Hitler's ideology derived from a coherent fantasy projected into reality.
Nazi ideology was articulated through the vehicle of language, but language
was not the source of Nazi ideology. Nazi ideology was constituted by a
shared fantasy projected into the external world. Ideologies represent
symbolic structures functioning to contain and shape primal desires,
anxieties, and conflicts. Ideologies are cognitive structures that permit
unconscious fantasies to become shared--and articulated as social reality.
Ideologies or discourses become established as elements of culture to the
extent that they represent unique "solutions" to fundamental psychic
dilemmas. An ideology that is significant in society is one that has served
as the modus operandi for the expression of powerful desires, conflicts and
fantasies. Ideologies capture energy bound to latent fantasies, bringing
forth this energy into society as the basis for collective forms of action.
Read the online publication:
> DO IDEOLOGIES EXIST:
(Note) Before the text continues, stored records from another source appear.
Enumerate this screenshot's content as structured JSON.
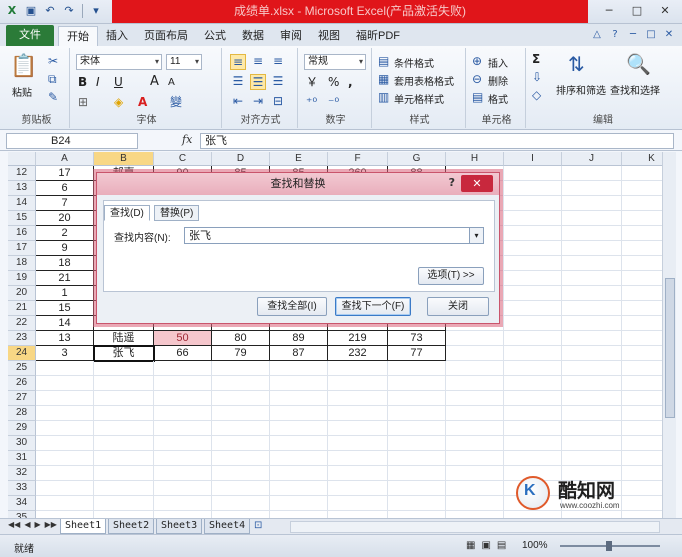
{
  "title_bar": {
    "title": "成绩单.xlsx - Microsoft Excel(产品激活失败)",
    "min": "─",
    "max": "□",
    "close": "✕"
  },
  "tabs": {
    "file": "文件",
    "items": [
      "开始",
      "插入",
      "页面布局",
      "公式",
      "数据",
      "审阅",
      "视图",
      "福昕PDF"
    ]
  },
  "ribbon": {
    "clipboard": {
      "label": "剪贴板",
      "paste": "粘贴"
    },
    "font": {
      "label": "字体",
      "name": "宋体",
      "size": "11",
      "bold": "B",
      "italic": "I",
      "underline": "U",
      "grow": "A",
      "shrink": "A"
    },
    "alignment": {
      "label": "对齐方式"
    },
    "number": {
      "label": "数字",
      "format": "常规",
      "currency": "￥",
      "percent": "%",
      "comma": ","
    },
    "styles": {
      "label": "样式",
      "conditional": "条件格式",
      "table": "套用表格格式",
      "cell": "单元格样式"
    },
    "cells": {
      "label": "单元格",
      "insert": "插入",
      "delete": "删除",
      "format": "格式"
    },
    "editing": {
      "label": "编辑",
      "sort": "排序和筛选",
      "find": "查找和选择"
    }
  },
  "formula_bar": {
    "name_box": "B24",
    "fx": "fx",
    "content": "张飞"
  },
  "grid": {
    "columns": [
      "A",
      "B",
      "C",
      "D",
      "E",
      "F",
      "G",
      "H",
      "I",
      "J",
      "K"
    ],
    "rows": [
      {
        "num": "12",
        "cells": [
          "17",
          "郝嘉",
          "90",
          "85",
          "85",
          "260",
          "88"
        ]
      },
      {
        "num": "13",
        "cells": [
          "6",
          "",
          "",
          "",
          "",
          "",
          ""
        ]
      },
      {
        "num": "14",
        "cells": [
          "7",
          "",
          "",
          "",
          "",
          "",
          ""
        ]
      },
      {
        "num": "15",
        "cells": [
          "20",
          "",
          "",
          "",
          "",
          "",
          ""
        ]
      },
      {
        "num": "16",
        "cells": [
          "2",
          "",
          "",
          "",
          "",
          "",
          ""
        ]
      },
      {
        "num": "17",
        "cells": [
          "9",
          "",
          "",
          "",
          "",
          "",
          ""
        ]
      },
      {
        "num": "18",
        "cells": [
          "18",
          "",
          "",
          "",
          "",
          "",
          ""
        ]
      },
      {
        "num": "19",
        "cells": [
          "21",
          "",
          "",
          "",
          "",
          "",
          ""
        ]
      },
      {
        "num": "20",
        "cells": [
          "1",
          "",
          "",
          "",
          "",
          "",
          ""
        ]
      },
      {
        "num": "21",
        "cells": [
          "15",
          "",
          "",
          "",
          "",
          "",
          ""
        ]
      },
      {
        "num": "22",
        "cells": [
          "14",
          "",
          "",
          "",
          "",
          "",
          ""
        ]
      },
      {
        "num": "23",
        "cells": [
          "13",
          "陆遥",
          "50",
          "80",
          "89",
          "219",
          "73"
        ]
      },
      {
        "num": "24",
        "cells": [
          "3",
          "张飞",
          "66",
          "79",
          "87",
          "232",
          "77"
        ]
      },
      {
        "num": "25",
        "cells": []
      },
      {
        "num": "26",
        "cells": []
      },
      {
        "num": "27",
        "cells": []
      },
      {
        "num": "28",
        "cells": []
      },
      {
        "num": "29",
        "cells": []
      },
      {
        "num": "30",
        "cells": []
      },
      {
        "num": "31",
        "cells": []
      },
      {
        "num": "32",
        "cells": []
      },
      {
        "num": "33",
        "cells": []
      },
      {
        "num": "34",
        "cells": []
      },
      {
        "num": "35",
        "cells": []
      },
      {
        "num": "36",
        "cells": []
      }
    ]
  },
  "sheets": [
    "Sheet1",
    "Sheet2",
    "Sheet3",
    "Sheet4"
  ],
  "status": {
    "ready": "就绪",
    "zoom": "100%"
  },
  "dialog": {
    "title": "查找和替换",
    "help": "?",
    "close": "✕",
    "tab_find": "查找(D)",
    "tab_replace": "替换(P)",
    "find_label": "查找内容(N):",
    "find_value": "张飞",
    "options": "选项(T) >>",
    "find_all": "查找全部(I)",
    "find_next": "查找下一个(F)",
    "close_btn": "关闭"
  },
  "watermark": {
    "name": "酷知网",
    "url": "www.coozhi.com"
  },
  "colors": {
    "title_red": "#e0151a",
    "file_tab": "#2b7b38",
    "dialog_accent": "#c9556c",
    "selected_header": "#f8d785",
    "pink_cell": "#f5c6cc"
  }
}
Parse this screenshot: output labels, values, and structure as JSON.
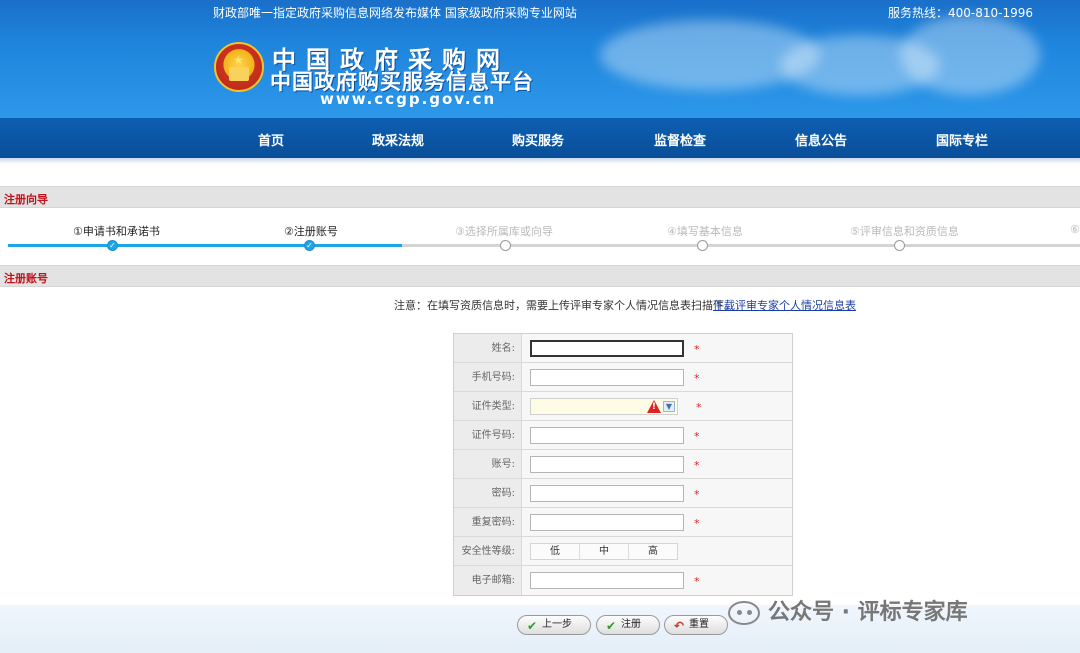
{
  "header": {
    "tagline": "财政部唯一指定政府采购信息网络发布媒体 国家级政府采购专业网站",
    "hotline": "服务热线：400-810-1996",
    "site_title": "中国政府采购网",
    "site_subtitle": "中国政府购买服务信息平台",
    "site_url": "www.ccgp.gov.cn"
  },
  "nav": {
    "items": [
      {
        "label": "首页"
      },
      {
        "label": "政采法规"
      },
      {
        "label": "购买服务"
      },
      {
        "label": "监督检查"
      },
      {
        "label": "信息公告"
      },
      {
        "label": "国际专栏"
      }
    ]
  },
  "wizard": {
    "section_title": "注册向导",
    "steps": [
      {
        "label": "①申请书和承诺书",
        "status": "done"
      },
      {
        "label": "②注册账号",
        "status": "done"
      },
      {
        "label": "③选择所属库或向导",
        "status": "todo"
      },
      {
        "label": "④填写基本信息",
        "status": "todo"
      },
      {
        "label": "⑤评审信息和资质信息",
        "status": "todo"
      },
      {
        "label": "⑥",
        "status": "todo"
      }
    ]
  },
  "register": {
    "section_title": "注册账号",
    "notice": "注意：在填写资质信息时，需要上传评审专家个人情况信息表扫描件。",
    "download_link": "下载评审专家个人情况信息表",
    "fields": [
      {
        "label": "姓名:",
        "value": "",
        "required": "*"
      },
      {
        "label": "手机号码:",
        "value": "",
        "required": "*"
      },
      {
        "label": "证件类型:",
        "value": "",
        "required": "*"
      },
      {
        "label": "证件号码:",
        "value": "",
        "required": "*"
      },
      {
        "label": "账号:",
        "value": "",
        "required": "*"
      },
      {
        "label": "密码:",
        "value": "",
        "required": "*"
      },
      {
        "label": "重复密码:",
        "value": "",
        "required": "*"
      },
      {
        "label": "安全性等级:"
      },
      {
        "label": "电子邮箱:",
        "value": "",
        "required": "*"
      }
    ],
    "strength_levels": [
      "低",
      "中",
      "高"
    ]
  },
  "buttons": {
    "prev": "上一步",
    "register": "注册",
    "reset": "重置"
  },
  "watermark": {
    "text": "公众号 · 评标专家库"
  },
  "colors": {
    "accent_red": "#c0141c",
    "step_active": "#1da5e6",
    "nav_bg": "#0a4e98"
  }
}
The Psychological Function of Culture
THE UNCONSCIOUS CONTAINED WITHIN THE TEXT
An ideology is conveyed through rhetoric presented by political and social
leaders--people on the public stage who have embraced the ideology and seek
to persuade others of its validity. We uncover the roots of ideologies by
analyzing the writings and speeches of leaders who have been instrumental in
bringing forth their ideologies into reality. Identification of recurring
images, metaphors and figures of speech reveals the unconscious contained
within the text.
Once we understand the meaning of a discourse or ideology--what it seeks to
express or convey--we are on our way toward explanation. Explanation
consists of revealing the psychological functions that the discourse or
ideology performs for members of a given society. By asking the question,
"What does this ideology or discourse do (psychologically) for people?" we
pose the question: "Why does this ideology exist?"
Richard Koenigsberg is an author, lecturer and teacher focusing on the roots
of collective forms of violence. He received his Ph.D. in Social Psychology
from the Graduate Faculty of the New School for Social Research. He is a
Faculty Member of the Institute for the Study of Violence at the Boston
Graduate School of Psychoanalysis. New editions of his books--Hitler's
Ideology: Embodied Metaphor, Fantasy and History and The Nation: A Study in
Ideology and Fantasy--recently have been released by Information Age